In between these two conferences, Pope Francis already made clear his commitment to peace and non-violence in his 2017 World Day of Peace Message entitled “Nonviolence: A Style of Politics for Peace“. He said, ‘when victims of violence are able to resist the temptation to retaliate, they become the most credible promoters of nonviolent peacemaking. In the most local and ordinary situations and in the international order, may nonviolence become the hallmark of our decisions, our relationships and our actions, and indeed of political life in all its forms’.
In his 2020 Encyclical Fratelli Tutti, Pope Francis went even further than this declaring that war cannot be a solution to any problem and even issued a caution about previous interpretations of Just War theory.
He stated: “War can easily be chosen by invoking all sorts of allegedly humanitarian, defensive or precautionary excuses, and even resorting to the manipulation of information. In recent decades, every single war has been ostensibly “justified”. The Catechism of the Catholic Church speaks of the possibility of legitimate defence by means of military force, which involves demonstrating that certain “rigorous conditions of moral legitimacy” have been met. Yet it is easy to fall into an overly broad interpretation of this potential right.” (Fratelli Tutti, 258)
He was particularly concerned about new technologies and the development and use of nuclear, chemical and biological weapons which now have the power to wreak unprecedented and indiscriminate damage against innocent civilians, non-military infrastructure and the environment. The use of such weapons would not be justifiable even under Just War theory.
Pope Francis went on to articulate his belief and hope for an end to wars “We can no longer think of war as a solution, because its risks will probably always be greater than its supposed benefits. In view of this, it is very difficult nowadays to invoke the rational criteria elaborated in earlier centuries to speak of the possibility of a “just war”. Never again war!” (Fratelli Tutti, 258).
Sources and Further Reading
Alongside the sources embedded in the text the following have been useful in the preparation of this essay.
- Church Doctrine: Catechism – Part III, Ch. II ‘Safeguarding Peace’; For more detailed discussion see, Compendium of the Social Doctrine of the Church, Chapter 11, ‘The Promotion of Peace’

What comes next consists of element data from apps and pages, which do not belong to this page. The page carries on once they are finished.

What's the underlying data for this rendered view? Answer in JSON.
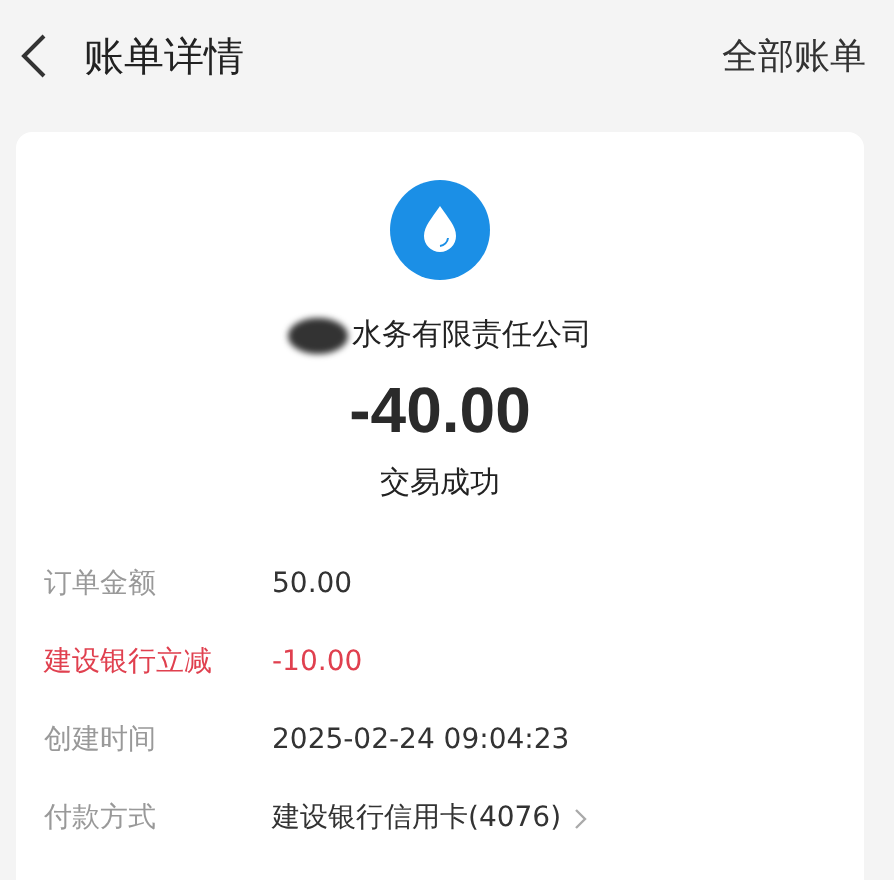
{
  "header": {
    "title": "账单详情",
    "action": "全部账单"
  },
  "merchant": {
    "name": "水务有限责任公司",
    "redacted": true
  },
  "amount": "-40.00",
  "status": "交易成功",
  "details": [
    {
      "kind": "plain",
      "label": "订单金额",
      "value": "50.00"
    },
    {
      "kind": "discount",
      "label": "建设银行立减",
      "value": "-10.00"
    },
    {
      "kind": "plain",
      "label": "创建时间",
      "value": "2025-02-24 09:04:23"
    },
    {
      "kind": "link",
      "label": "付款方式",
      "value": "建设银行信用卡(4076)"
    }
  ]
}
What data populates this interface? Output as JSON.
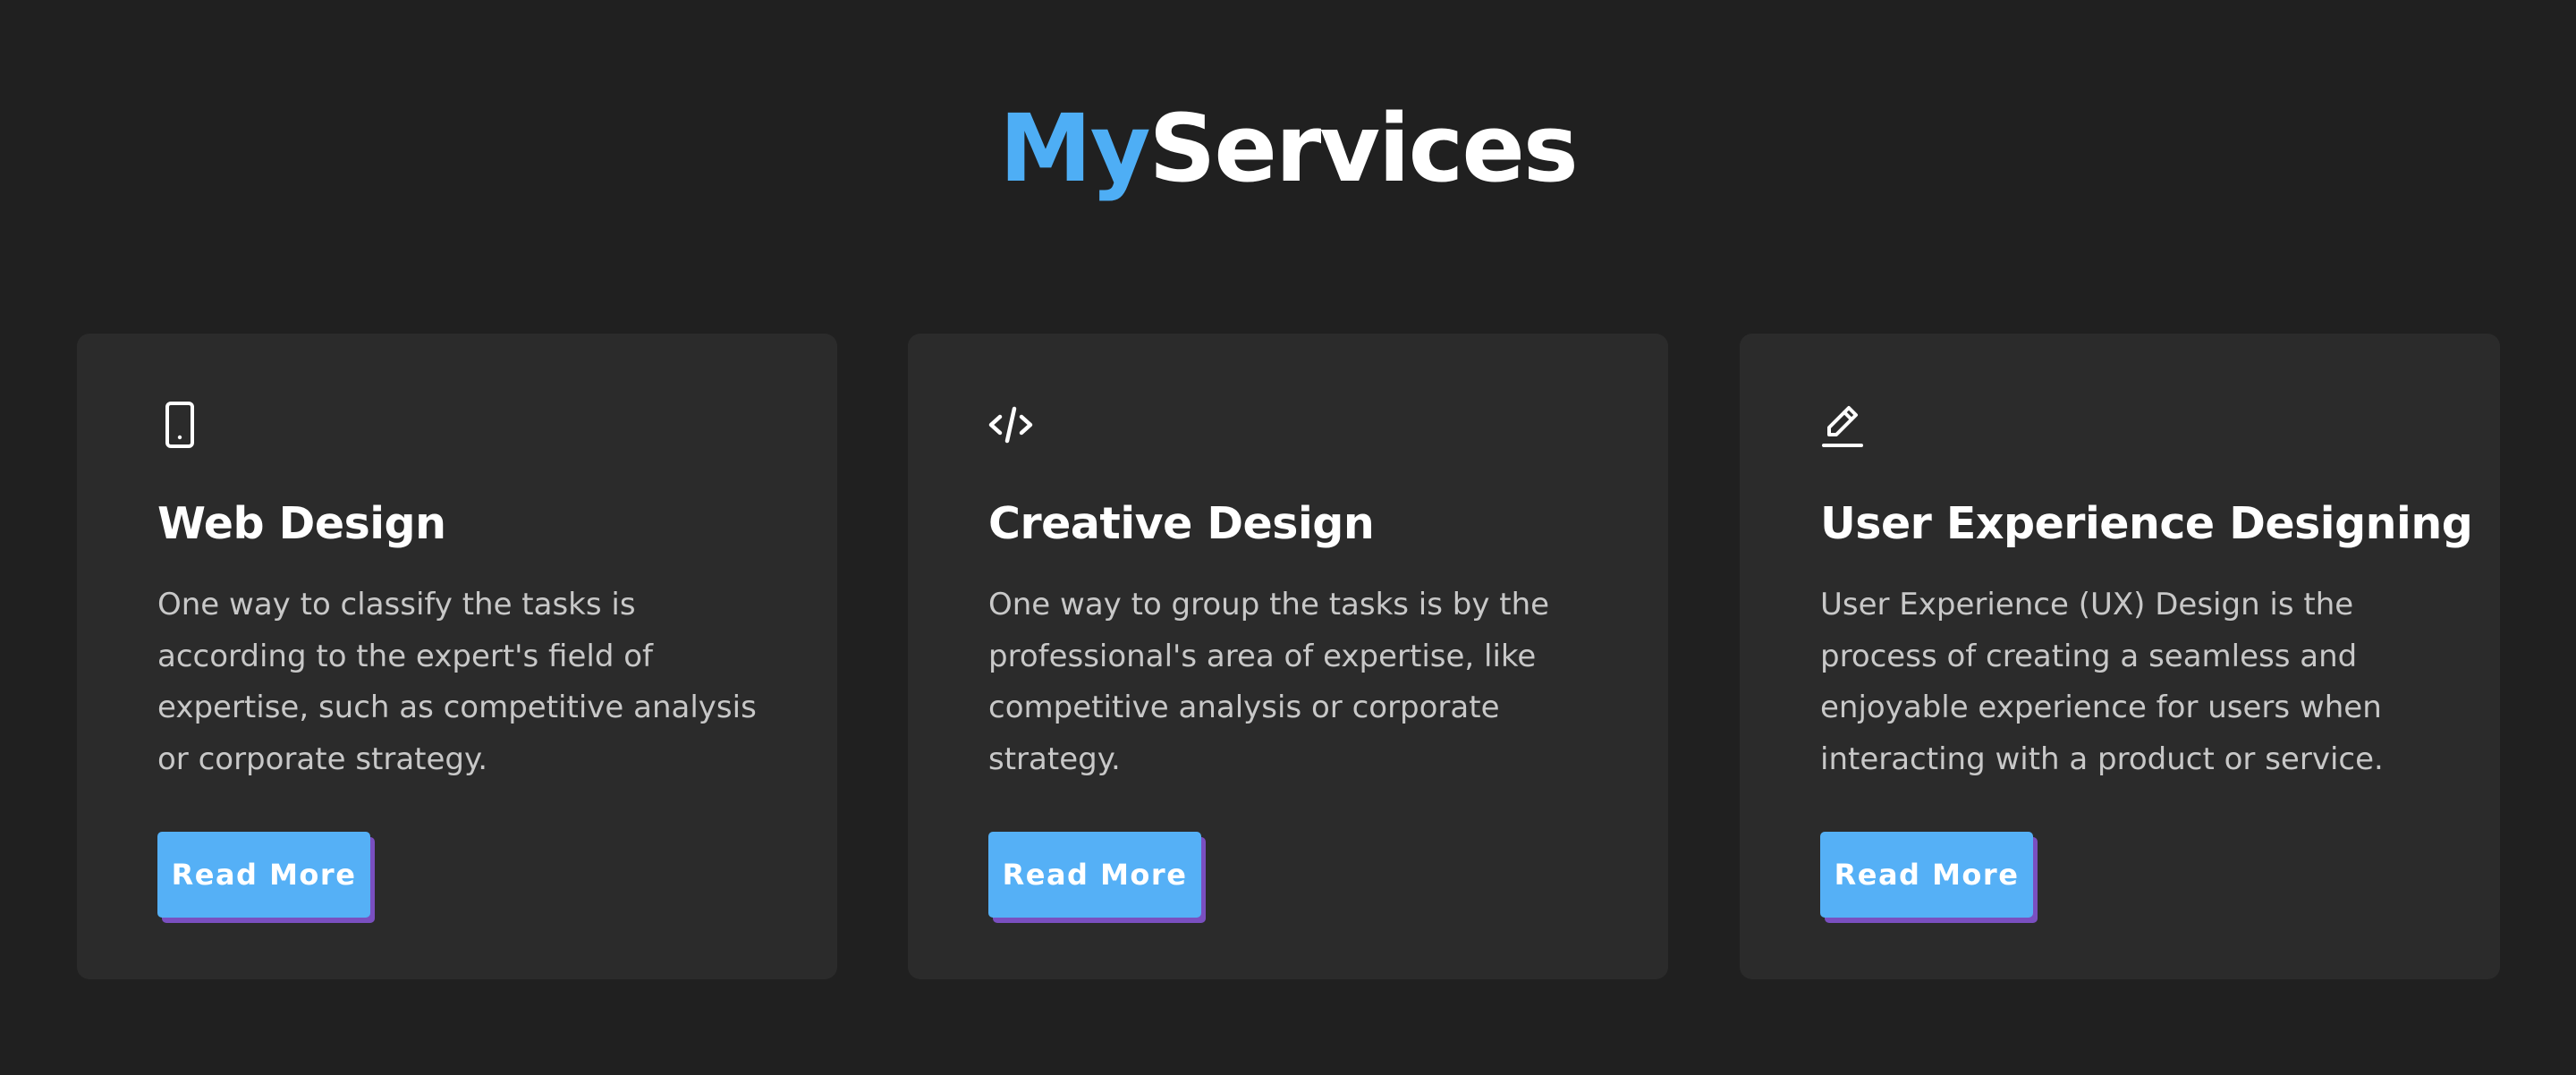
{
  "heading": {
    "accent": "My",
    "main": "Services"
  },
  "colors": {
    "background": "#202020",
    "card": "#2b2b2b",
    "accent": "#4eaef5",
    "button": "#55b0f6",
    "button_shadow": "#7a4fc0",
    "title": "#ffffff",
    "body_text": "#c8c8c8"
  },
  "services": [
    {
      "icon": "tablet-icon",
      "title": "Web Design",
      "description": "One way to classify the tasks is according to the expert's field of expertise, such as competitive analysis or corporate strategy.",
      "button_label": "Read More"
    },
    {
      "icon": "code-icon",
      "title": "Creative Design",
      "description": "One way to group the tasks is by the professional's area of expertise, like competitive analysis or corporate strategy.",
      "button_label": "Read More"
    },
    {
      "icon": "pencil-icon",
      "title": "User Experience Designing",
      "description": "User Experience (UX) Design is the process of creating a seamless and enjoyable experience for users when interacting with a product or service.",
      "button_label": "Read More"
    }
  ]
}
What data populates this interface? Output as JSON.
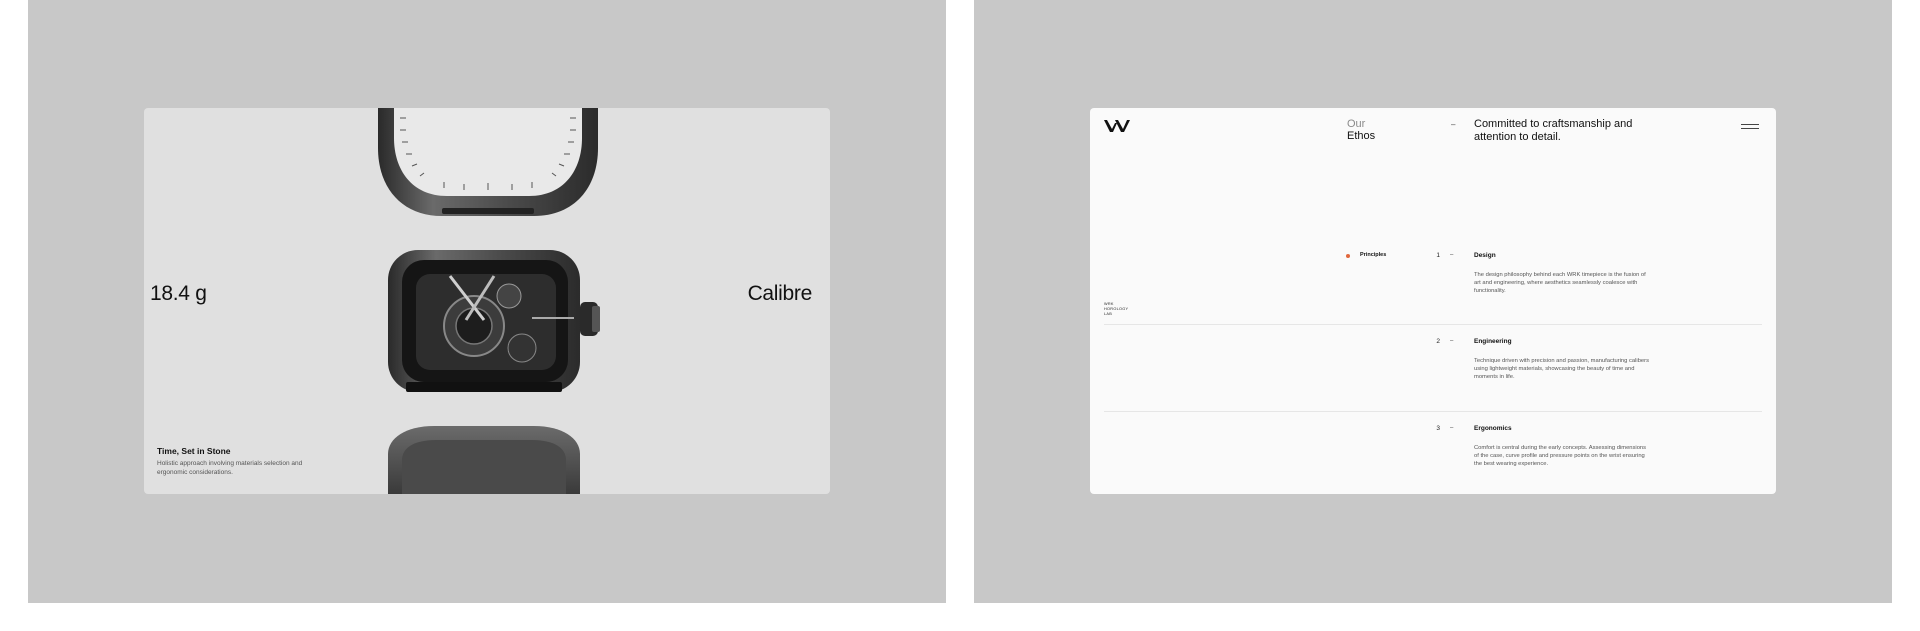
{
  "left_card": {
    "weight": "18.4 g",
    "calibre": "Calibre",
    "caption_title": "Time, Set in Stone",
    "caption_body": "Holistic approach involving materials selection and ergonomic considerations."
  },
  "right_card": {
    "logo": "WRK logo",
    "side_text": [
      "WRK",
      "HOROLOGY",
      "LAB"
    ],
    "ethos_kicker": "Our",
    "ethos_title": "Ethos",
    "header_dash": "–",
    "headline": "Committed to craftsmanship and attention to detail.",
    "section_label": "Principles",
    "accent_color": "#e0673c",
    "principles": [
      {
        "number": "1",
        "dash": "–",
        "title": "Design",
        "body": "The design philosophy behind each WRK timepiece is the fusion of art and engineering, where aesthetics seamlessly coalesce with functionality."
      },
      {
        "number": "2",
        "dash": "–",
        "title": "Engineering",
        "body": "Technique driven with precision and passion, manufacturing calibers using lightweight materials, showcasing the beauty of time and moments in life."
      },
      {
        "number": "3",
        "dash": "–",
        "title": "Ergonomics",
        "body": "Comfort is central during the early concepts. Assessing dimensions of the case, curve profile and pressure points on the wrist ensuring the best wearing experience."
      }
    ]
  }
}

- For a practical example of how the Just War Theory has been used to evaluate a war see, Bruce Duncan, War on Iraq: Is it Just? Catholic Social Justice Series, ACSJC, Paper no. 47.
- For an introduction to the historical development of Just War Theory see, Paul Rule, The Peace of God, Catholic Social Justice Series, ACSJC, Paper no. 23; and Bruce Duncan, ‘The Struggle to Develop a Just War Tradition in the West’, ACSJC Discussion Paper.
- The framing papers from the Pax Christi and Pontifical Council for Justice and Peace can be found here. The following were helpful in the preparing this discussion: Rose Marie Berger, No Longer Legitimating War: Christians and Just Peace; John Dear and Ken Butigan, An Overview of Gospel Nonviolence in the Christian Tradition; Maria J Stephan, Advancing Just Peace through Strategic Nonviolent Action.
- Eli S McCarthy, ‘Called to Holiness: Integrating the Virtue of Nonviolent Peacemaking’, Journal of Catholic Social Thought. Vol. 11 (1), Winter 2014, 67-92.
- For more on jus post bellum see, Mark J Allman and Tobias L Winright, After the Smoke Clears: The Just War Tradition and Post War Justice, (Orbis, 2010)
- Institute for Economics and Peace, Global Peace Index 2016 – Report, esp. ‘Positive Peace and Systems Thinking’, 52-72.
- Matthew Beard, ‘How Should We Think about War? Understanding Just War Theory’, The Conversation, June 22 2015.
- To learn more about peace and conflict in Australia and how you can get involved click here.